◆ GOAL OF THE EXERCISE: Find every line in the data that contains the word "subtitle". Return each of those lines.

= = = =

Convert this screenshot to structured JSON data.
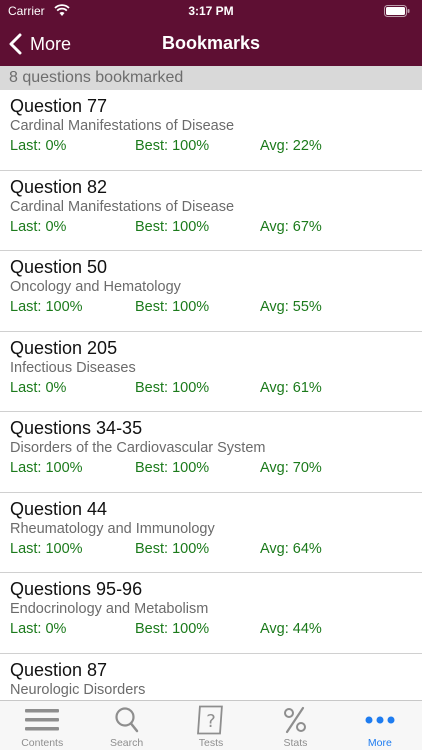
{
  "status_bar": {
    "carrier": "Carrier",
    "time": "3:17 PM"
  },
  "nav": {
    "back_label": "More",
    "title": "Bookmarks"
  },
  "section": {
    "header": "8 questions bookmarked"
  },
  "bookmarks": [
    {
      "title": "Question 77",
      "subtitle": "Cardinal Manifestations of Disease",
      "last": "Last: 0%",
      "best": "Best: 100%",
      "avg": "Avg: 22%"
    },
    {
      "title": "Question 82",
      "subtitle": "Cardinal Manifestations of Disease",
      "last": "Last: 0%",
      "best": "Best: 100%",
      "avg": "Avg: 67%"
    },
    {
      "title": "Question 50",
      "subtitle": "Oncology and Hematology",
      "last": "Last: 100%",
      "best": "Best: 100%",
      "avg": "Avg: 55%"
    },
    {
      "title": "Question 205",
      "subtitle": "Infectious Diseases",
      "last": "Last: 0%",
      "best": "Best: 100%",
      "avg": "Avg: 61%"
    },
    {
      "title": "Questions 34-35",
      "subtitle": "Disorders of the Cardiovascular System",
      "last": "Last: 100%",
      "best": "Best: 100%",
      "avg": "Avg: 70%"
    },
    {
      "title": "Question 44",
      "subtitle": "Rheumatology and Immunology",
      "last": "Last: 100%",
      "best": "Best: 100%",
      "avg": "Avg: 64%"
    },
    {
      "title": "Questions 95-96",
      "subtitle": "Endocrinology and Metabolism",
      "last": "Last: 0%",
      "best": "Best: 100%",
      "avg": "Avg: 44%"
    },
    {
      "title": "Question 87",
      "subtitle": "Neurologic Disorders",
      "last": "",
      "best": "",
      "avg": ""
    }
  ],
  "tabs": [
    {
      "label": "Contents",
      "icon": "list-icon",
      "active": false
    },
    {
      "label": "Search",
      "icon": "search-icon",
      "active": false
    },
    {
      "label": "Tests",
      "icon": "question-mark-icon",
      "active": false
    },
    {
      "label": "Stats",
      "icon": "percent-icon",
      "active": false
    },
    {
      "label": "More",
      "icon": "more-dots-icon",
      "active": true
    }
  ],
  "colors": {
    "header_bg": "#5e0f33",
    "stat_green": "#1b7a1b",
    "tab_active": "#1e7cf0",
    "tab_inactive": "#8e8e8e"
  }
}
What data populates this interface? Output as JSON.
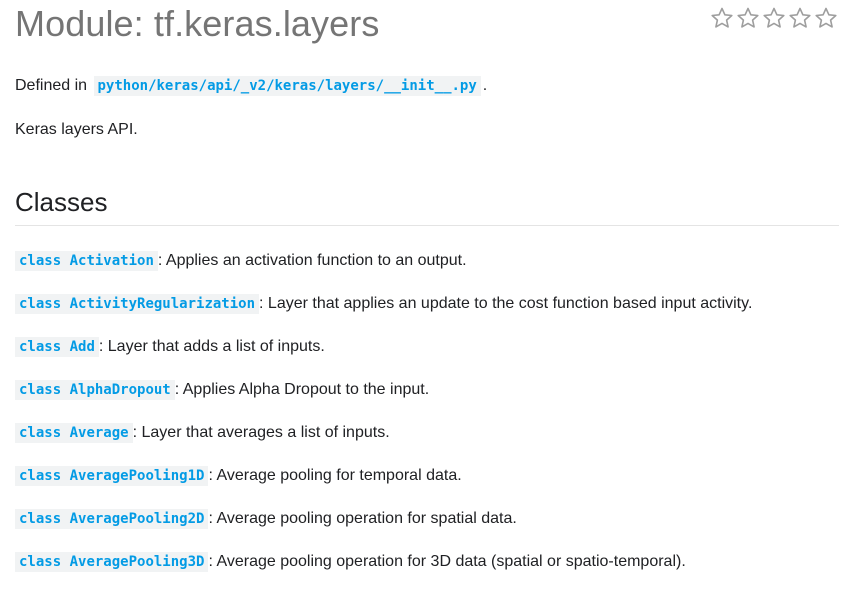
{
  "header": {
    "title": "Module: tf.keras.layers",
    "rating": {
      "max": 5,
      "value": 0,
      "icon": "star-outline-icon",
      "color": "#9e9e9e"
    }
  },
  "defined_in": {
    "prefix": "Defined in",
    "path": "python/keras/api/_v2/keras/layers/__init__.py",
    "suffix": "."
  },
  "description": "Keras layers API.",
  "classes_section": {
    "heading": "Classes",
    "keyword": "class",
    "items": [
      {
        "name": "Activation",
        "desc": ": Applies an activation function to an output."
      },
      {
        "name": "ActivityRegularization",
        "desc": ": Layer that applies an update to the cost function based input activity."
      },
      {
        "name": "Add",
        "desc": ": Layer that adds a list of inputs."
      },
      {
        "name": "AlphaDropout",
        "desc": ": Applies Alpha Dropout to the input."
      },
      {
        "name": "Average",
        "desc": ": Layer that averages a list of inputs."
      },
      {
        "name": "AveragePooling1D",
        "desc": ": Average pooling for temporal data."
      },
      {
        "name": "AveragePooling2D",
        "desc": ": Average pooling operation for spatial data."
      },
      {
        "name": "AveragePooling3D",
        "desc": ": Average pooling operation for 3D data (spatial or spatio-temporal)."
      }
    ]
  },
  "colors": {
    "link": "#039be5",
    "code_bg": "#f1f3f4",
    "title": "#757575"
  }
}
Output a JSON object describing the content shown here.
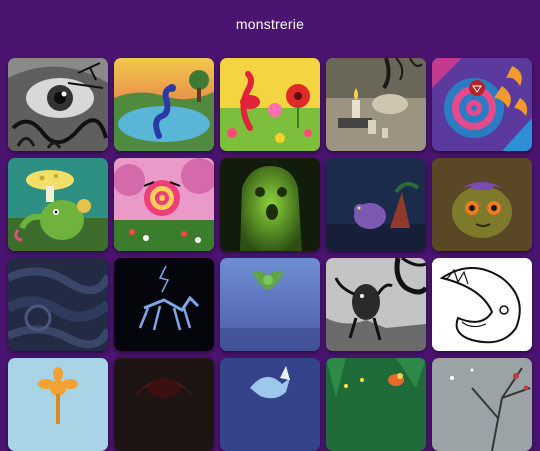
{
  "header": {
    "title": "monstrerie"
  },
  "colors": {
    "background": "#4b1470"
  },
  "gallery": {
    "tiles": [
      {
        "id": "t1",
        "art": "grey-eye-ink-creature"
      },
      {
        "id": "t2",
        "art": "serpent-in-lake-at-sunset"
      },
      {
        "id": "t3",
        "art": "flamingo-flowers"
      },
      {
        "id": "t4",
        "art": "candle-and-hanging-creature"
      },
      {
        "id": "t5",
        "art": "spiral-with-orange-horns"
      },
      {
        "id": "t6",
        "art": "mushroom-creature"
      },
      {
        "id": "t7",
        "art": "spiral-creature-in-pink-forest"
      },
      {
        "id": "t8",
        "art": "green-ghost"
      },
      {
        "id": "t9",
        "art": "purple-creature-dark-blue"
      },
      {
        "id": "t10",
        "art": "olive-creature-orange-eyes"
      },
      {
        "id": "t11",
        "art": "dark-storm-swirls"
      },
      {
        "id": "t12",
        "art": "blue-line-creature-on-black"
      },
      {
        "id": "t13",
        "art": "green-bat-on-blue"
      },
      {
        "id": "t14",
        "art": "ink-tentacle-tree"
      },
      {
        "id": "t15",
        "art": "line-drawing-fish-creature"
      },
      {
        "id": "t16",
        "art": "orange-flower-creature"
      },
      {
        "id": "t17",
        "art": "dark-red-silhouette"
      },
      {
        "id": "t18",
        "art": "blue-creature-partial"
      },
      {
        "id": "t19",
        "art": "green-forest-with-bird"
      },
      {
        "id": "t20",
        "art": "snowy-branches"
      }
    ]
  }
}
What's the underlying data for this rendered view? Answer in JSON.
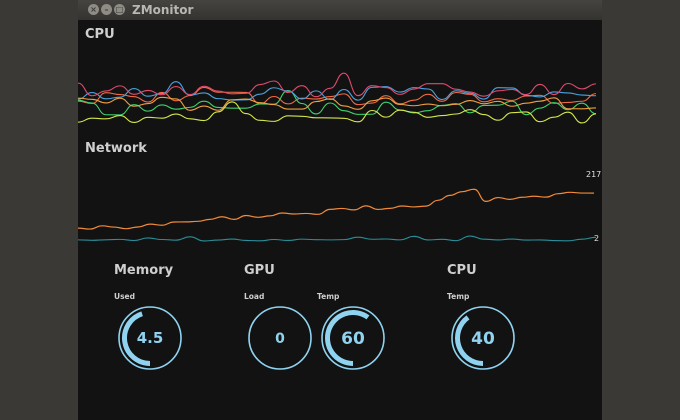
{
  "window": {
    "title": "ZMonitor",
    "buttons": {
      "close": "×",
      "minimize": "–",
      "maximize": "□"
    }
  },
  "cpu_graph": {
    "title": "CPU",
    "series_colors": [
      "#f06a45",
      "#3fd26b",
      "#4aa3e0",
      "#d6e64a",
      "#e04a6e",
      "#f0a040"
    ]
  },
  "network_graph": {
    "title": "Network",
    "max_label": "217",
    "min_label": "2",
    "series_colors": [
      "#f08a3a",
      "#2a8f9a"
    ]
  },
  "gauges": {
    "memory": {
      "title": "Memory",
      "used_label": "Used",
      "used_value": "4.5",
      "used_fraction": 0.45
    },
    "gpu": {
      "title": "GPU",
      "load_label": "Load",
      "load_value": "0",
      "load_fraction": 0,
      "temp_label": "Temp",
      "temp_value": "60",
      "temp_fraction": 0.6
    },
    "cpu": {
      "title": "CPU",
      "temp_label": "Temp",
      "temp_value": "40",
      "temp_fraction": 0.4
    }
  },
  "colors": {
    "gauge_ring": "#8fd3f0",
    "background": "#121212"
  }
}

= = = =

◆ WRITTEN RESPONSE:
      "subtitle": "Cardinal Manifestations of Disease",
      "subtitle": "Cardinal Manifestations of Disease",
      "subtitle": "Oncology and Hematology",
      "subtitle": "Infectious Diseases",
      "subtitle": "Disorders of the Cardiovascular System",
      "subtitle": "Rheumatology and Immunology",
      "subtitle": "Endocrinology and Metabolism",
      "subtitle": "Neurologic Disorders",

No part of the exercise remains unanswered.